I wanted this to cover not just like, Particles, but also ForwardDiff with respect to particles, so `Dual{Particles}` and whatnot.

I don’t think promoting the initial state to `Particles` will make it slower, since if your parameters are `Particles`, the state will become `Particles` eventually. By promoting the state manually, the ODE solver knows what types to use for internal variables.

On an unrelated note, maybe this is an MWE, but if not, you’ll probably see much better performance with `StaticParticles` if your really only want 10 particles.
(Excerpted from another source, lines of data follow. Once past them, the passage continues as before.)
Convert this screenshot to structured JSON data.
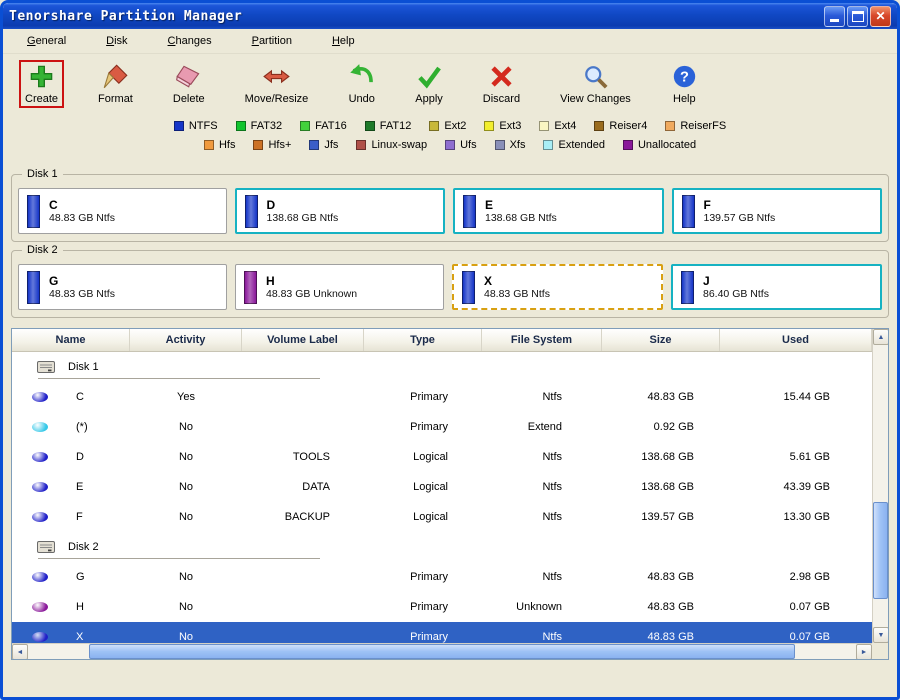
{
  "window": {
    "title": "Tenorshare Partition Manager",
    "controls": [
      {
        "name": "minimize"
      },
      {
        "name": "maximize"
      },
      {
        "name": "close"
      }
    ]
  },
  "menu": {
    "items": [
      {
        "label": "General"
      },
      {
        "label": "Disk"
      },
      {
        "label": "Changes"
      },
      {
        "label": "Partition"
      },
      {
        "label": "Help"
      }
    ]
  },
  "toolbar": {
    "items": [
      {
        "label": "Create",
        "icon": "create-icon",
        "highlighted": true
      },
      {
        "label": "Format",
        "icon": "format-icon"
      },
      {
        "label": "Delete",
        "icon": "delete-icon"
      },
      {
        "label": "Move/Resize",
        "icon": "move-resize-icon"
      },
      {
        "label": "Undo",
        "icon": "undo-icon"
      },
      {
        "label": "Apply",
        "icon": "apply-icon"
      },
      {
        "label": "Discard",
        "icon": "discard-icon"
      },
      {
        "label": "View Changes",
        "icon": "view-changes-icon"
      },
      {
        "label": "Help",
        "icon": "help-icon"
      }
    ]
  },
  "legend": {
    "row1": [
      {
        "label": "NTFS",
        "color": "#1535c8"
      },
      {
        "label": "FAT32",
        "color": "#12c42e"
      },
      {
        "label": "FAT16",
        "color": "#43d13c"
      },
      {
        "label": "FAT12",
        "color": "#1e7a2a"
      },
      {
        "label": "Ext2",
        "color": "#c8b83a"
      },
      {
        "label": "Ext3",
        "color": "#f2ee2e"
      },
      {
        "label": "Ext4",
        "color": "#faf6c2"
      },
      {
        "label": "Reiser4",
        "color": "#9a6c1e"
      },
      {
        "label": "ReiserFS",
        "color": "#f0aa5e"
      }
    ],
    "row2": [
      {
        "label": "Hfs",
        "color": "#f09a3e"
      },
      {
        "label": "Hfs+",
        "color": "#cc7226"
      },
      {
        "label": "Jfs",
        "color": "#3a5ec8"
      },
      {
        "label": "Linux-swap",
        "color": "#b05048"
      },
      {
        "label": "Ufs",
        "color": "#8f6ed0"
      },
      {
        "label": "Xfs",
        "color": "#8a90b8"
      },
      {
        "label": "Extended",
        "color": "#a8eef5"
      },
      {
        "label": "Unallocated",
        "color": "#8a189a"
      }
    ]
  },
  "disks": [
    {
      "name": "Disk 1",
      "partitions": [
        {
          "letter": "C",
          "info": "48.83 GB Ntfs",
          "bar_color": "#1535c8",
          "border": "plain"
        },
        {
          "letter": "D",
          "info": "138.68 GB Ntfs",
          "bar_color": "#1535c8",
          "border": "teal"
        },
        {
          "letter": "E",
          "info": "138.68 GB Ntfs",
          "bar_color": "#1535c8",
          "border": "teal"
        },
        {
          "letter": "F",
          "info": "139.57 GB Ntfs",
          "bar_color": "#1535c8",
          "border": "teal"
        }
      ]
    },
    {
      "name": "Disk 2",
      "partitions": [
        {
          "letter": "G",
          "info": "48.83 GB Ntfs",
          "bar_color": "#1535c8",
          "border": "plain"
        },
        {
          "letter": "H",
          "info": "48.83 GB Unknown",
          "bar_color": "#8a189a",
          "border": "plain"
        },
        {
          "letter": "X",
          "info": "48.83 GB Ntfs",
          "bar_color": "#1535c8",
          "border": "selected"
        },
        {
          "letter": "J",
          "info": "86.40 GB Ntfs",
          "bar_color": "#1535c8",
          "border": "teal"
        }
      ]
    }
  ],
  "table": {
    "headers": [
      "Name",
      "Activity",
      "Volume Label",
      "Type",
      "File System",
      "Size",
      "Used"
    ],
    "rows": [
      {
        "kind": "group",
        "name": "Disk 1"
      },
      {
        "kind": "partition",
        "icon_color": "#2020c8",
        "name": "C",
        "activity": "Yes",
        "volume_label": "",
        "type": "Primary",
        "file_system": "Ntfs",
        "size": "48.83 GB",
        "used": "15.44 GB"
      },
      {
        "kind": "partition",
        "icon_color": "#35c8e8",
        "name": "(*)",
        "activity": "No",
        "volume_label": "",
        "type": "Primary",
        "file_system": "Extend",
        "size": "0.92 GB",
        "used": ""
      },
      {
        "kind": "partition",
        "icon_color": "#2020c8",
        "name": "D",
        "activity": "No",
        "volume_label": "TOOLS",
        "type": "Logical",
        "file_system": "Ntfs",
        "size": "138.68 GB",
        "used": "5.61 GB"
      },
      {
        "kind": "partition",
        "icon_color": "#2020c8",
        "name": "E",
        "activity": "No",
        "volume_label": "DATA",
        "type": "Logical",
        "file_system": "Ntfs",
        "size": "138.68 GB",
        "used": "43.39 GB"
      },
      {
        "kind": "partition",
        "icon_color": "#2020c8",
        "name": "F",
        "activity": "No",
        "volume_label": "BACKUP",
        "type": "Logical",
        "file_system": "Ntfs",
        "size": "139.57 GB",
        "used": "13.30 GB"
      },
      {
        "kind": "group",
        "name": "Disk 2"
      },
      {
        "kind": "partition",
        "icon_color": "#2020c8",
        "name": "G",
        "activity": "No",
        "volume_label": "",
        "type": "Primary",
        "file_system": "Ntfs",
        "size": "48.83 GB",
        "used": "2.98 GB"
      },
      {
        "kind": "partition",
        "icon_color": "#8a189a",
        "name": "H",
        "activity": "No",
        "volume_label": "",
        "type": "Primary",
        "file_system": "Unknown",
        "size": "48.83 GB",
        "used": "0.07 GB"
      },
      {
        "kind": "partition",
        "selected": true,
        "icon_color": "#2020c8",
        "name": "X",
        "activity": "No",
        "volume_label": "",
        "type": "Primary",
        "file_system": "Ntfs",
        "size": "48.83 GB",
        "used": "0.07 GB"
      }
    ]
  }
}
If you really want a lot of particles, stick with the regular ones.

I did test it, and the performance is the same.

And yes, it’s a MWE.